Copy every entry below exactly as it appears, leaving out the images.

START MATERIAL PROVIDED

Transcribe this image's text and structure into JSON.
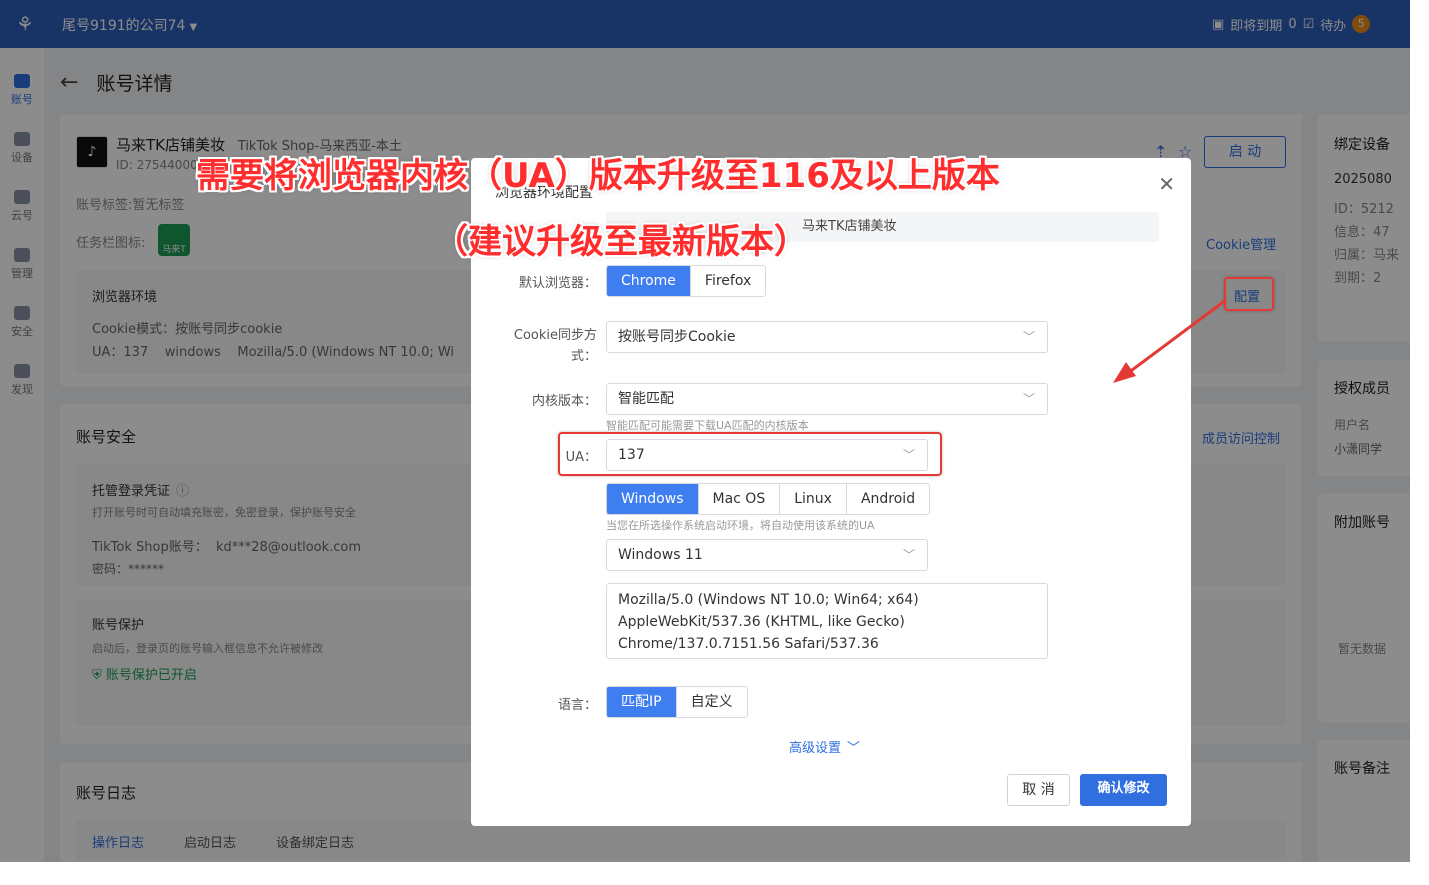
{
  "topbar": {
    "company": "尾号9191的公司74",
    "expiring_label": "即将到期",
    "expiring_count": "0",
    "todo_label": "待办",
    "todo_count": "5"
  },
  "sidenav": [
    {
      "label": "账号",
      "icon": "store-icon",
      "active": true
    },
    {
      "label": "设备",
      "icon": "device-icon",
      "active": false
    },
    {
      "label": "云号",
      "icon": "cloud-icon",
      "active": false
    },
    {
      "label": "管理",
      "icon": "manage-icon",
      "active": false
    },
    {
      "label": "安全",
      "icon": "security-icon",
      "active": false
    },
    {
      "label": "发现",
      "icon": "discover-icon",
      "active": false
    }
  ],
  "page": {
    "title": "账号详情"
  },
  "account_card": {
    "name": "马来TK店铺美妆",
    "platform": "TikTok Shop-马来西亚-本土",
    "id_text": "ID: 2754400072",
    "tags_text": "账号标签:暂无标签",
    "taskbar_label": "任务栏图标:",
    "taskbar_badge": "马来T",
    "start_label": "启 动",
    "cookie_mgmt": "Cookie管理",
    "browser_env": {
      "title": "浏览器环境",
      "config_link": "配置",
      "cookie_mode": "Cookie模式：按账号同步cookie",
      "ua_summary": "UA：137    windows    Mozilla/5.0 (Windows NT 10.0; Wi"
    }
  },
  "security_card": {
    "title": "账号安全",
    "access_control": "成员访问控制",
    "hosted": {
      "title": "托管登录凭证",
      "desc": "打开账号时可自动填充账密，免密登录，保护账号安全",
      "account_line": "TikTok Shop账号：  kd***28@outlook.com",
      "password_line": "密码：******"
    },
    "protect": {
      "title": "账号保护",
      "desc": "启动后，登录页的账号输入框信息不允许被修改",
      "status": "账号保护已开启"
    }
  },
  "log_card": {
    "title": "账号日志",
    "tabs": [
      "操作日志",
      "启动日志",
      "设备绑定日志"
    ]
  },
  "right_panels": {
    "bind": {
      "title": "绑定设备",
      "serial": "2025080",
      "id": "ID：5212",
      "info": "信息：47",
      "owner": "归属：马来",
      "expire": "到期：2"
    },
    "auth": {
      "title": "授权成员",
      "user_col": "用户名",
      "user": "小潇同学"
    },
    "extra": {
      "title": "附加账号",
      "empty": "暂无数据"
    },
    "note": {
      "title": "账号备注"
    }
  },
  "modal": {
    "title": "浏览器环境配置",
    "account_name": "马来TK店铺美妆",
    "default_browser_label": "默认浏览器：",
    "browsers": [
      "Chrome",
      "Firefox"
    ],
    "cookie_sync_label_1": "Cookie同步方",
    "cookie_sync_label_2": "式：",
    "cookie_sync_value": "按账号同步Cookie",
    "kernel_label": "内核版本：",
    "kernel_value": "智能匹配",
    "kernel_hint": "智能匹配可能需要下载UA匹配的内核版本",
    "ua_label": "UA：",
    "ua_value": "137",
    "os_options": [
      "Windows",
      "Mac OS",
      "Linux",
      "Android"
    ],
    "os_hint": "当您在所选操作系统启动环境，将自动使用该系统的UA",
    "os_version": "Windows 11",
    "ua_lines": [
      "Mozilla/5.0 (Windows NT 10.0; Win64; x64)",
      "AppleWebKit/537.36 (KHTML, like Gecko)",
      "Chrome/137.0.7151.56 Safari/537.36"
    ],
    "lang_label": "语言：",
    "lang_options": [
      "匹配IP",
      "自定义"
    ],
    "advanced": "高级设置",
    "cancel": "取 消",
    "confirm": "确认修改"
  },
  "annotation": {
    "line1": "需要将浏览器内核（UA）版本升级至116及以上版本",
    "line2": "（建议升级至最新版本）",
    "color": "#ff2d2d"
  }
}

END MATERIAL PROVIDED

#### [ANSWER SPACE]
Transcribe this image's text and structure into JSON.
{
  "topbar": {
    "company": "尾号9191的公司74",
    "expiring_label": "即将到期",
    "expiring_count": "0",
    "todo_label": "待办",
    "todo_count": "5"
  },
  "sidenav": [
    {
      "label": "账号",
      "icon": "store-icon",
      "active": true
    },
    {
      "label": "设备",
      "icon": "device-icon",
      "active": false
    },
    {
      "label": "云号",
      "icon": "cloud-icon",
      "active": false
    },
    {
      "label": "管理",
      "icon": "manage-icon",
      "active": false
    },
    {
      "label": "安全",
      "icon": "security-icon",
      "active": false
    },
    {
      "label": "发现",
      "icon": "discover-icon",
      "active": false
    }
  ],
  "page": {
    "title": "账号详情"
  },
  "account_card": {
    "name": "马来TK店铺美妆",
    "platform": "TikTok Shop-马来西亚-本土",
    "id_text": "ID: 2754400072",
    "tags_text": "账号标签:暂无标签",
    "taskbar_label": "任务栏图标:",
    "taskbar_badge": "马来T",
    "start_label": "启 动",
    "cookie_mgmt": "Cookie管理",
    "browser_env": {
      "title": "浏览器环境",
      "config_link": "配置",
      "cookie_mode": "Cookie模式：按账号同步cookie",
      "ua_summary": "UA：137    windows    Mozilla/5.0 (Windows NT 10.0; Wi"
    }
  },
  "security_card": {
    "title": "账号安全",
    "access_control": "成员访问控制",
    "hosted": {
      "title": "托管登录凭证",
      "desc": "打开账号时可自动填充账密，免密登录，保护账号安全",
      "account_line": "TikTok Shop账号：  kd***28@outlook.com",
      "password_line": "密码：******"
    },
    "protect": {
      "title": "账号保护",
      "desc": "启动后，登录页的账号输入框信息不允许被修改",
      "status": "账号保护已开启"
    }
  },
  "log_card": {
    "title": "账号日志",
    "tabs": [
      "操作日志",
      "启动日志",
      "设备绑定日志"
    ]
  },
  "right_panels": {
    "bind": {
      "title": "绑定设备",
      "serial": "2025080",
      "id": "ID：5212",
      "info": "信息：47",
      "owner": "归属：马来",
      "expire": "到期：2"
    },
    "auth": {
      "title": "授权成员",
      "user_col": "用户名",
      "user": "小潇同学"
    },
    "extra": {
      "title": "附加账号",
      "empty": "暂无数据"
    },
    "note": {
      "title": "账号备注"
    }
  },
  "modal": {
    "title": "浏览器环境配置",
    "account_name": "马来TK店铺美妆",
    "default_browser_label": "默认浏览器：",
    "browsers": [
      "Chrome",
      "Firefox"
    ],
    "cookie_sync_label_1": "Cookie同步方",
    "cookie_sync_label_2": "式：",
    "cookie_sync_value": "按账号同步Cookie",
    "kernel_label": "内核版本：",
    "kernel_value": "智能匹配",
    "kernel_hint": "智能匹配可能需要下载UA匹配的内核版本",
    "ua_label": "UA：",
    "ua_value": "137",
    "os_options": [
      "Windows",
      "Mac OS",
      "Linux",
      "Android"
    ],
    "os_hint": "当您在所选操作系统启动环境，将自动使用该系统的UA",
    "os_version": "Windows 11",
    "ua_lines": [
      "Mozilla/5.0 (Windows NT 10.0; Win64; x64)",
      "AppleWebKit/537.36 (KHTML, like Gecko)",
      "Chrome/137.0.7151.56 Safari/537.36"
    ],
    "lang_label": "语言：",
    "lang_options": [
      "匹配IP",
      "自定义"
    ],
    "advanced": "高级设置",
    "cancel": "取 消",
    "confirm": "确认修改"
  },
  "annotation": {
    "line1": "需要将浏览器内核（UA）版本升级至116及以上版本",
    "line2": "（建议升级至最新版本）",
    "color": "#ff2d2d"
  }
}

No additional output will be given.